THE TASK
Should the word "테이블석" occur in a line of the records, copy that line.

:: THE DATA

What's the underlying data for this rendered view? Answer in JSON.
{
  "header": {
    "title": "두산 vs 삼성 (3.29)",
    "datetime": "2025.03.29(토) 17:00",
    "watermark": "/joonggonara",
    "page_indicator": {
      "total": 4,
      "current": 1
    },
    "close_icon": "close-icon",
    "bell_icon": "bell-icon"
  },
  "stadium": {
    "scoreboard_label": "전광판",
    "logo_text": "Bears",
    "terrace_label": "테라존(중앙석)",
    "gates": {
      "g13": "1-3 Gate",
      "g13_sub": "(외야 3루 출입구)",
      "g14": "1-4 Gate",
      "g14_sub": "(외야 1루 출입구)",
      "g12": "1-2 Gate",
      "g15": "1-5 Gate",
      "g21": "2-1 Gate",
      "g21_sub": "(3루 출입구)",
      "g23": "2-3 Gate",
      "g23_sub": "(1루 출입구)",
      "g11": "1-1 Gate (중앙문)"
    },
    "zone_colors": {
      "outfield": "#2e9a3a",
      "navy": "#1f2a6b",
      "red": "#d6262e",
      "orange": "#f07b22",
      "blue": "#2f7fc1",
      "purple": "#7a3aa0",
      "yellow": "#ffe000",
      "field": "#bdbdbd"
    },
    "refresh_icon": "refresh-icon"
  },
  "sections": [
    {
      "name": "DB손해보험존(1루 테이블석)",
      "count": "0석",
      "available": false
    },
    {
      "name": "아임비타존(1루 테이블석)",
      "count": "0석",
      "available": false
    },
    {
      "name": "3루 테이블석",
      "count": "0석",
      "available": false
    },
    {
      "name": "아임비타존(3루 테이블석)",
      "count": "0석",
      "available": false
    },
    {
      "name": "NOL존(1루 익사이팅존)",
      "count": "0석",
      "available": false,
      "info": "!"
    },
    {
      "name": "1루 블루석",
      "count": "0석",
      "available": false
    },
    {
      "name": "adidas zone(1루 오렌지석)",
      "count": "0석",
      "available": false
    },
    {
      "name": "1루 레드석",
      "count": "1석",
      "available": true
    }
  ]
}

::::

EXERCISE RESULT
      "name": "DB손해보험존(1루 테이블석)",
      "name": "아임비타존(1루 테이블석)",
      "name": "3루 테이블석",
      "name": "아임비타존(3루 테이블석)",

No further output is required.